Stored records

________________

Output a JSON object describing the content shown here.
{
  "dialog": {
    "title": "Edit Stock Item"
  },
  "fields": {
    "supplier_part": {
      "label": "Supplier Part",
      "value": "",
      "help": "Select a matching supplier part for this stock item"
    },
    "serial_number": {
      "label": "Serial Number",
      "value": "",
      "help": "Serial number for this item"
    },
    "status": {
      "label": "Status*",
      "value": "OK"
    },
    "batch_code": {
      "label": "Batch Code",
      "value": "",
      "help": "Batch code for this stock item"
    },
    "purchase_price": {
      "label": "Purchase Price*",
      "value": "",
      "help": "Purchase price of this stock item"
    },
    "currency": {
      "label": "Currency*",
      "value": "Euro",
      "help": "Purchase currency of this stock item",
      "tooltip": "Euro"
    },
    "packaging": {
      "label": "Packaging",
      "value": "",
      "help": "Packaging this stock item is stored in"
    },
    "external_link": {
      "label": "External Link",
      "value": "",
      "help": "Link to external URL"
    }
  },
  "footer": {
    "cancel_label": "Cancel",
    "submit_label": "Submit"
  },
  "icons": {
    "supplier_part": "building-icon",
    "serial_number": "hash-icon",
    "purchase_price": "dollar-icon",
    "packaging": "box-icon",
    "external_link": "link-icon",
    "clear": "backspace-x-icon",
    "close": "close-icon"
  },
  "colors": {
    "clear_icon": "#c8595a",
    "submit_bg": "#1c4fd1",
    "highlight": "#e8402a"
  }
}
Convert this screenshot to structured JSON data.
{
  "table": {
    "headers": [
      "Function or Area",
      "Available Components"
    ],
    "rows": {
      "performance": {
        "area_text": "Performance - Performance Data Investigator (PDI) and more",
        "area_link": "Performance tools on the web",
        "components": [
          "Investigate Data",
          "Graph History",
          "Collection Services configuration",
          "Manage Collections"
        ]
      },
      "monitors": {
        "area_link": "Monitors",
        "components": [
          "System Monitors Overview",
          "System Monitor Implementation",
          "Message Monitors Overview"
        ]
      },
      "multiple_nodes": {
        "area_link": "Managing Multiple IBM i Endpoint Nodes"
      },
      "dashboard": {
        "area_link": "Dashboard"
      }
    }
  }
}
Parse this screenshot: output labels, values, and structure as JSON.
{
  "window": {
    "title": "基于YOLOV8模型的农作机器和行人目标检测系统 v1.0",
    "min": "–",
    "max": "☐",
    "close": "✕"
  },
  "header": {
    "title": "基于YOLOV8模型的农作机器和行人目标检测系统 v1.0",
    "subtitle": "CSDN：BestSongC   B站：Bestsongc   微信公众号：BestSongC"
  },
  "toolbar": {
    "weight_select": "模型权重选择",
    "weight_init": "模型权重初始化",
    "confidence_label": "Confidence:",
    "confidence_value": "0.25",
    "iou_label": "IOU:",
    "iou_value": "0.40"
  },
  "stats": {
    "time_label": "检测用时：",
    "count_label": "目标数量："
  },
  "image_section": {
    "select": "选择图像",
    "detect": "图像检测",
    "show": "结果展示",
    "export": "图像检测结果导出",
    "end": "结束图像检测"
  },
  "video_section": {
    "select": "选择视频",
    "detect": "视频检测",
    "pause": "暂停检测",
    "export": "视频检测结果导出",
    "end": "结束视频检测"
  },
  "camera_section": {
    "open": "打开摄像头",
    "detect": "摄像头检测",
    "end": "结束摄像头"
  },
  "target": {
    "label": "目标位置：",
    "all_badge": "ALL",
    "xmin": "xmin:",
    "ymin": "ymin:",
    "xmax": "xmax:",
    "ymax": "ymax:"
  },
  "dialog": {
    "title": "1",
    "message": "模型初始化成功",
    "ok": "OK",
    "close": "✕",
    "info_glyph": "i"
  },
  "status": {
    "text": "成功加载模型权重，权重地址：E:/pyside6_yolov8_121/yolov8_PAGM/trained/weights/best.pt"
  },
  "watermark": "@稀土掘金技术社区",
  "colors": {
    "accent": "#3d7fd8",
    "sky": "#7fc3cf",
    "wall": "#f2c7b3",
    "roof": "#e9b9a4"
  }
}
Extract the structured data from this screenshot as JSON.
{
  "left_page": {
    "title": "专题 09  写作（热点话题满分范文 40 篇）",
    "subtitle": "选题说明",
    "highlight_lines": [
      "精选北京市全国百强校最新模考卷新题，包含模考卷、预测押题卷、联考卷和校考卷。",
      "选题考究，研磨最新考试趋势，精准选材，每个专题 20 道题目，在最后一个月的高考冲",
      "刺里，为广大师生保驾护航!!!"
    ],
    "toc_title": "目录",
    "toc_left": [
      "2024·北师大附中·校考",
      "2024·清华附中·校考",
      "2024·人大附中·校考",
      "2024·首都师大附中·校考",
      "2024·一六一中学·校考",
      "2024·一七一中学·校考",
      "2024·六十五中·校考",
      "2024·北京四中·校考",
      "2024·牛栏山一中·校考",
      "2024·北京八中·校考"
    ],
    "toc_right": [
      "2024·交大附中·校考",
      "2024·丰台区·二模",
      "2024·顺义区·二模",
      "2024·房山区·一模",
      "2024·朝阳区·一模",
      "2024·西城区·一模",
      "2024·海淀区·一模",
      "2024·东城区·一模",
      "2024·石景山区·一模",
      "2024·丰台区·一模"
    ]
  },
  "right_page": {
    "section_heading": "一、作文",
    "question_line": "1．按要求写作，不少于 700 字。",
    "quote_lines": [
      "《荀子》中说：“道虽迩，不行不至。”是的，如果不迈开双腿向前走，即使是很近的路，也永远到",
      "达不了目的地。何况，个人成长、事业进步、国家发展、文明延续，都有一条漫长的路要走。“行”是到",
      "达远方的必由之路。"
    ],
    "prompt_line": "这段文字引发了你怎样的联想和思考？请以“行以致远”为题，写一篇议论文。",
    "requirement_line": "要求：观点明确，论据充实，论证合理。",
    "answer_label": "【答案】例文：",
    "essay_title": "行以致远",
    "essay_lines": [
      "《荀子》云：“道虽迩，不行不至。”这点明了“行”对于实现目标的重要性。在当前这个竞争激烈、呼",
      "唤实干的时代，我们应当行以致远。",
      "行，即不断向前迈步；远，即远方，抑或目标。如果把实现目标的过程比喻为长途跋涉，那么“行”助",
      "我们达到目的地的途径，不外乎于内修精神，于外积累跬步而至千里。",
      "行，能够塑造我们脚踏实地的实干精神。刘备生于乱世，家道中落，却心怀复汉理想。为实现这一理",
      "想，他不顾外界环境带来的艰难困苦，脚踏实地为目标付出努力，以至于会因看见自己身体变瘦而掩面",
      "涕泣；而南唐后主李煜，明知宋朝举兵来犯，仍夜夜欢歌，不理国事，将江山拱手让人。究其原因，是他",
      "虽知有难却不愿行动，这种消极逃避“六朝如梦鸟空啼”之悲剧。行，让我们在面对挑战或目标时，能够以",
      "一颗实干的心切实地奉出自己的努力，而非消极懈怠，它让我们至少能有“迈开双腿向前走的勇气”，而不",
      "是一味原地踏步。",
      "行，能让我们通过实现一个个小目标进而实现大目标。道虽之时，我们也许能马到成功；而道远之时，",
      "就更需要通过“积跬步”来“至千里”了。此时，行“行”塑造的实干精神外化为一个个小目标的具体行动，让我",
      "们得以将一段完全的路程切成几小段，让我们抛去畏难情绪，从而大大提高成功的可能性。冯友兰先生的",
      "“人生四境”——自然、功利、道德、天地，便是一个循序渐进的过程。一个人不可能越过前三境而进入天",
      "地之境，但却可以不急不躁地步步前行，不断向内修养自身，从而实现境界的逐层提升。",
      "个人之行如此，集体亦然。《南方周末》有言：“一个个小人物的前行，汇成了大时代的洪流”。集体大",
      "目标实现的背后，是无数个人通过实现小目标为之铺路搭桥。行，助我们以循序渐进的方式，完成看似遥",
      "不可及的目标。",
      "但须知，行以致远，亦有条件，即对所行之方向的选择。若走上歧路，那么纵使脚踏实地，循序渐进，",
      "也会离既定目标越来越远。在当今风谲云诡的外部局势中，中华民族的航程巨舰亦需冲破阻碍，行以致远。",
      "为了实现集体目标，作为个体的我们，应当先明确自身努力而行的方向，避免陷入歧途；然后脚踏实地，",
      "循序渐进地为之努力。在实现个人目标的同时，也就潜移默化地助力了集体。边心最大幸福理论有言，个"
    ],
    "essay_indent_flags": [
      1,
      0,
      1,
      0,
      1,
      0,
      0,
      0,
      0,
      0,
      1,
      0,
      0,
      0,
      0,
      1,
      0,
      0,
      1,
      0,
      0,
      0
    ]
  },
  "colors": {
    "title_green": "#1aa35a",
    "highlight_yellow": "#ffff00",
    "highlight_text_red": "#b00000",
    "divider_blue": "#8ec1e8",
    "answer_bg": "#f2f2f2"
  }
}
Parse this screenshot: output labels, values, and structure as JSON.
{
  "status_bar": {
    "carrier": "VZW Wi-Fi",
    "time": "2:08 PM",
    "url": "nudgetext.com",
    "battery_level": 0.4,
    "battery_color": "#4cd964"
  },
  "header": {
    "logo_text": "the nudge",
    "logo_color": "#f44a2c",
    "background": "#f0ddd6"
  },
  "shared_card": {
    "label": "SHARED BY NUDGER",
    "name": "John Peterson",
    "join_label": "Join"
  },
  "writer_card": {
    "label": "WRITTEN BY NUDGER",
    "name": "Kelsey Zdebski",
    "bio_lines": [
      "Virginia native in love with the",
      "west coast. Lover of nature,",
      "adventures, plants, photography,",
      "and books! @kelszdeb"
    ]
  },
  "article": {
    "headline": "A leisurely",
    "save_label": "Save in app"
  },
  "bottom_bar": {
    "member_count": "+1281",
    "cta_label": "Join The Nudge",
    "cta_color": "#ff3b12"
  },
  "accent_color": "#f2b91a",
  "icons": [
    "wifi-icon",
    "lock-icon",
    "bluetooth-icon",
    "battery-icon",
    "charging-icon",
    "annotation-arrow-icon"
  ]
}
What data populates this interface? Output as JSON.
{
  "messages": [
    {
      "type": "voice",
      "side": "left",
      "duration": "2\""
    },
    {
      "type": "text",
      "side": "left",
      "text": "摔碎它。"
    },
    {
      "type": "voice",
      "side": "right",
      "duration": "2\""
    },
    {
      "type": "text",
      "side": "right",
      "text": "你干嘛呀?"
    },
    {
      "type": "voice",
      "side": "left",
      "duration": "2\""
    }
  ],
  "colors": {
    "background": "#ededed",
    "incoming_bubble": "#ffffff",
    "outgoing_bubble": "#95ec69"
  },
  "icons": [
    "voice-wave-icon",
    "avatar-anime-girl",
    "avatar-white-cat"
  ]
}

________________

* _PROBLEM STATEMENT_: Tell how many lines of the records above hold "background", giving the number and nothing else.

* _SOLVED PROBLEM_: 2